certificates were issued and the children were found alive later, and
other cases where death certificates were found, but never the bodies
of the children The readers should remember the report in part I in
this series, where Yehuda Cohen and the committee found a cache of
pre-signed blank birth and death certificates in the country's
archives with the help of Yehudit Hivner, a retired high-ranking
Interior Ministry official, who was unable to provide answers to many
of the committee's questions, and denied the allegations that she
supposedly had lists of the children that disappeared in the 1950's.
It is obvious that a pre-signed death certificate does not point to
anything definite in these cases...
Yosef also states that the reason the infants were listed as
deceased was to "make them anonymous, so they could be easily sold
Yosef also mentions that Chovav was hired for the committee by
Moshe Shalgi, and he himself had nothing to do with it. Yosef says
"It seems like Chovav was hired to obstruct our work. It is part of
that same suspicion that causes everyone to question him. He was
rushing, obsessively, to every event that had anything to do with the
missing children, as if he did not finish his job of quieting things,
on behalf of high-ranking forces in the government."
As said before, it should have been the job of the committee to
open graves, and at least verify the death certificates. To this
date, none of the three different committees has done anything of the
sort. When Moshe Shalgi was asked why they did not open graves, he
"The committee's mandate was to look into the fate
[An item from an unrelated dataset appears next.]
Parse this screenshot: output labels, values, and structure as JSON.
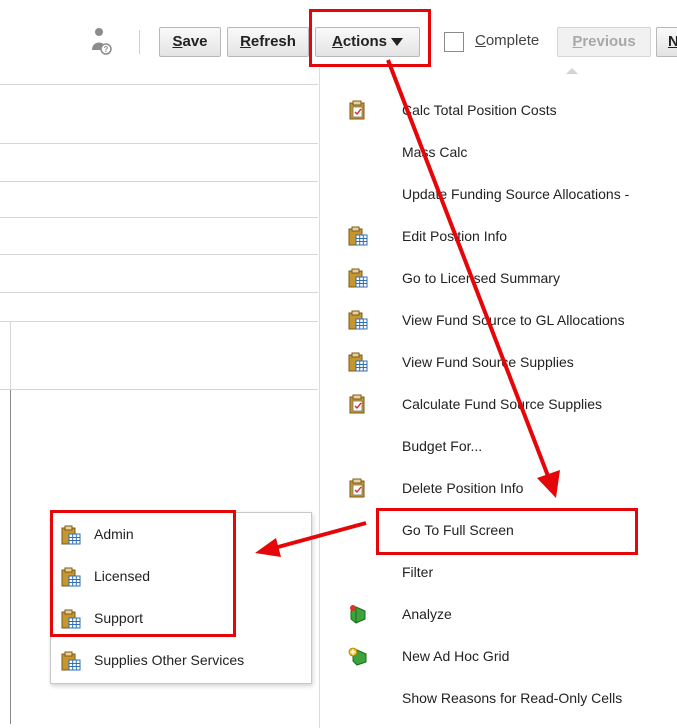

of the missing children, not to go into questions
beyond that, like the behavior patterns of that time,
or the treatment of the Yemenites."
There are many people who were not satisfied by this answer.
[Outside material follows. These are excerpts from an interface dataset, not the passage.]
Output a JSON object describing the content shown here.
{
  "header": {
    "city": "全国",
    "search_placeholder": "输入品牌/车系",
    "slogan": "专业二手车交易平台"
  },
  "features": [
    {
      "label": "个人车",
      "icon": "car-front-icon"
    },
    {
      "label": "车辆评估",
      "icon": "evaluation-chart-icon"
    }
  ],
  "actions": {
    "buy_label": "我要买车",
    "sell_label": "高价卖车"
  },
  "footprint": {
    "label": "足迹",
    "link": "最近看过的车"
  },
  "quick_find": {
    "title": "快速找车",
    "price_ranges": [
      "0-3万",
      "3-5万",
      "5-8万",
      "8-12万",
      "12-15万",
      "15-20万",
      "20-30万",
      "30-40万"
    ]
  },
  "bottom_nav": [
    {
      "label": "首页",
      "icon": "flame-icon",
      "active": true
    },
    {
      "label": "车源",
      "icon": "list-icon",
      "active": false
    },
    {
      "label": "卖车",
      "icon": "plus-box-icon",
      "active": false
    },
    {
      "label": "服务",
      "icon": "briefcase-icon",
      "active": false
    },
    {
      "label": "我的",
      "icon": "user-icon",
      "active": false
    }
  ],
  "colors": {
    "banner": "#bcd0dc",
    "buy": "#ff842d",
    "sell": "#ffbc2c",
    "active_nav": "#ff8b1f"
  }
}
Again, it is extremely important to remember that the cases of
missing children range through many of the different ethnic groups of
Jewish immigrants, probably all, and that the Yemenites were most
definitely not the only ones against whom such crimes were committed,
although it is often the Yemenites that take drastic measures to
bring the issue to public attention. It is notable that the issue of
stolen babies has become stigmatic of the Yemenite community, and is
only referred to as "The case of the stolen Yemenite children", or
"The Yemenite children issue", and so has been kept from public
scrutiny, as people have come to see it as a "Yemenite problem".
A strange comment by Moshe Shalgi was that
"Ami Chovav is not a representative of the
committee in any way or form. He speaks
enthusiastically, but only for himself."
This comment is strange, since Shalgi also was said to have worked
hard to hire Chovav himself, and has supported his work all the way.
He has even admitted that
"I don't remember the exact words I used, but I
recommended he get the job of the investigator,
thanks to the experience he had gained in the
All in all, Ami Chovav is a controversial figure, and many people
do not know what to think of him.
Lastly, dear reader, you have gotten till now some of the very
odd facts. Could you draw a conclusion?
© Yechiel Mann,